* [PROBLEM TO SOLVE]:
Whenever a line in the data contains "much", show that line.

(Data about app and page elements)

○ ○ ○ ○

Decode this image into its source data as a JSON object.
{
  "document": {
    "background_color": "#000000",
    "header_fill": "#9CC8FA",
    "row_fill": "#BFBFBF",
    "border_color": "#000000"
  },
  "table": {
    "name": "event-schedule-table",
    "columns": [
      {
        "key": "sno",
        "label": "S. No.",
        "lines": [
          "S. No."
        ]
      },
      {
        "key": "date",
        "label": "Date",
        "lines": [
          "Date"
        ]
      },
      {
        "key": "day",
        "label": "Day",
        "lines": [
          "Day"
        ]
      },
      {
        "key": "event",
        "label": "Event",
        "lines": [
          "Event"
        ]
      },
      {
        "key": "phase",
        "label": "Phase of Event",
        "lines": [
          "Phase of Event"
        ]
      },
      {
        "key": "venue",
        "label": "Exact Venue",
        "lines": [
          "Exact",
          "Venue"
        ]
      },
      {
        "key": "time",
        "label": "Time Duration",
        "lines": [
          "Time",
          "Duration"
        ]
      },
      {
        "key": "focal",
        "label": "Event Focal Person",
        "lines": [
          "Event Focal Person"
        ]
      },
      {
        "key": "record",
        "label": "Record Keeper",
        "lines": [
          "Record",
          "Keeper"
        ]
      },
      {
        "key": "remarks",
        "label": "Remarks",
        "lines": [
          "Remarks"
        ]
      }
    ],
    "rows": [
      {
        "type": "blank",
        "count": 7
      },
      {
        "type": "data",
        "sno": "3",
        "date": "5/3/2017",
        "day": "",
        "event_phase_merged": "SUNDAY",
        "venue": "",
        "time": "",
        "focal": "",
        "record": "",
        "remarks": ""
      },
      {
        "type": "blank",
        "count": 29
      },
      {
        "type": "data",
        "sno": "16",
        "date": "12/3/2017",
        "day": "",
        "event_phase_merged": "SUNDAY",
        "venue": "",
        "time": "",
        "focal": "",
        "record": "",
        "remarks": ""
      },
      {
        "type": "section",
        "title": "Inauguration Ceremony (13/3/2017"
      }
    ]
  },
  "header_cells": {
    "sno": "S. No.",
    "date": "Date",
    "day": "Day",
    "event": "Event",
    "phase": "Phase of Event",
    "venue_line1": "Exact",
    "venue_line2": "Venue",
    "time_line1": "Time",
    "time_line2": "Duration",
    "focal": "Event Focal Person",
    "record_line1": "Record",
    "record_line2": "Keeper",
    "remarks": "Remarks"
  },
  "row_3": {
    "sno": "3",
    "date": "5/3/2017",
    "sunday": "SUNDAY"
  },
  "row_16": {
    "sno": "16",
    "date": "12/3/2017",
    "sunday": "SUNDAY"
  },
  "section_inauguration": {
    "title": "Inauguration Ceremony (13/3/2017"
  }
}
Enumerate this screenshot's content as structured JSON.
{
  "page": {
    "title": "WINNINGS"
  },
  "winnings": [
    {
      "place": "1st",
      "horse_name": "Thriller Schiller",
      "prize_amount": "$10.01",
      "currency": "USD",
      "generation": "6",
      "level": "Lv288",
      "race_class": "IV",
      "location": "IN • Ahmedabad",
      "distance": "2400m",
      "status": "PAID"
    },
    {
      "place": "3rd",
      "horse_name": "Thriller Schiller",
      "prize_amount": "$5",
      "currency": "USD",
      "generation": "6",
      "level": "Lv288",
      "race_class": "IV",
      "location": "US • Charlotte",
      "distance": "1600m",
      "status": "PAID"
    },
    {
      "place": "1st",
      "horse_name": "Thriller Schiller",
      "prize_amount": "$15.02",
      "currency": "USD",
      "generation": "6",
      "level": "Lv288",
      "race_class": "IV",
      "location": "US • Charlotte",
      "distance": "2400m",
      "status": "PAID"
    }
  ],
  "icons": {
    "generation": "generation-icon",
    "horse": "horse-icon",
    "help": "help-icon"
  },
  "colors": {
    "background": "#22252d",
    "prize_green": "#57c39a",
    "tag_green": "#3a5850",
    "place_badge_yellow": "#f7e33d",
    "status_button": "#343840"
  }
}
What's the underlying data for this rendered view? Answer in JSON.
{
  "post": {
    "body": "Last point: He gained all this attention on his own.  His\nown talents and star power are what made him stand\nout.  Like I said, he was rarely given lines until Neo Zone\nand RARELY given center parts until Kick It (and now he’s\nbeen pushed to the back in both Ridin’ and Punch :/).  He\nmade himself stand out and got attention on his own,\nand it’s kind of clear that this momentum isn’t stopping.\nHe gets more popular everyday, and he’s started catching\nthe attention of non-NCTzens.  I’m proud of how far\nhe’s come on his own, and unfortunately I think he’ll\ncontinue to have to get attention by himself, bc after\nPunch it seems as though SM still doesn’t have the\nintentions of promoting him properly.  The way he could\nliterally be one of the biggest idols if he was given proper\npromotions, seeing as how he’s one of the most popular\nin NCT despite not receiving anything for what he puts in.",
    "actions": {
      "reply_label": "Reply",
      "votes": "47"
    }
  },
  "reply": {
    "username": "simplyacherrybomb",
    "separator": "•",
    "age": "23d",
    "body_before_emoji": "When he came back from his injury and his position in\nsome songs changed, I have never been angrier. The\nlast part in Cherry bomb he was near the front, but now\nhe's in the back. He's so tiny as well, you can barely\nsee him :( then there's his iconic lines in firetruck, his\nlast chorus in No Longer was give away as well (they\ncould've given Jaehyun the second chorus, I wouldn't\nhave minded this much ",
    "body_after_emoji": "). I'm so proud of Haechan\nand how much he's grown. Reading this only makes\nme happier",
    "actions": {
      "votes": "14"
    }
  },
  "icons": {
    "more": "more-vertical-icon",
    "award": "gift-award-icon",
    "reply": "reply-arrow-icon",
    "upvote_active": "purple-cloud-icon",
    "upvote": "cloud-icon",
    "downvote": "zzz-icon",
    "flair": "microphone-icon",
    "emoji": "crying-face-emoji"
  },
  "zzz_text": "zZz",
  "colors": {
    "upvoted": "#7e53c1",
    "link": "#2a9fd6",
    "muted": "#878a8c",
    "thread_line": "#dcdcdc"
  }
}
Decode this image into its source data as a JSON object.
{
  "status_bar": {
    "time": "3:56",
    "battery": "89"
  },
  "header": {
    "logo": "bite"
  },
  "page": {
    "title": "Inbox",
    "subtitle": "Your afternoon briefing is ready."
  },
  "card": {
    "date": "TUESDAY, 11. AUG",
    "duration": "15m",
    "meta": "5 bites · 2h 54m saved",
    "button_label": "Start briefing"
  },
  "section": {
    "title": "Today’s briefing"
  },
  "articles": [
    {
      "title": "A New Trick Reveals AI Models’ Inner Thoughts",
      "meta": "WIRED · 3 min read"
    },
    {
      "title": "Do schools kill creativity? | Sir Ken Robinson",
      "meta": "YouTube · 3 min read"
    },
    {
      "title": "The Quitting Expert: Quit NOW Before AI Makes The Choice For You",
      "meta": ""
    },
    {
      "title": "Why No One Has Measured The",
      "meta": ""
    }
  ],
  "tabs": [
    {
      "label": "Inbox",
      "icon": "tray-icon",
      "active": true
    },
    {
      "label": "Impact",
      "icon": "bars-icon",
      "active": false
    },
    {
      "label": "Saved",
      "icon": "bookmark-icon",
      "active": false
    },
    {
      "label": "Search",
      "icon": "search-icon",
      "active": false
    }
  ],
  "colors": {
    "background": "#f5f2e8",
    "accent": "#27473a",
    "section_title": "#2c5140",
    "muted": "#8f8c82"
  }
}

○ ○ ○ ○

* [RESPONSE TO THE TASK]:
    "body_before_emoji": "When he came back from his injury and his position in\nsome songs changed, I have never been angrier. The\nlast part in Cherry bomb he was near the front, but now\nhe's in the back. He's so tiny as well, you can barely\nsee him :( then there's his iconic lines in firetruck, his\nlast chorus in No Longer was give away as well (they\ncould've given Jaehyun the second chorus, I wouldn't\nhave minded this much ",
    "body_after_emoji": "). I'm so proud of Haechan\nand how much he's grown. Reading this only makes\nme happier",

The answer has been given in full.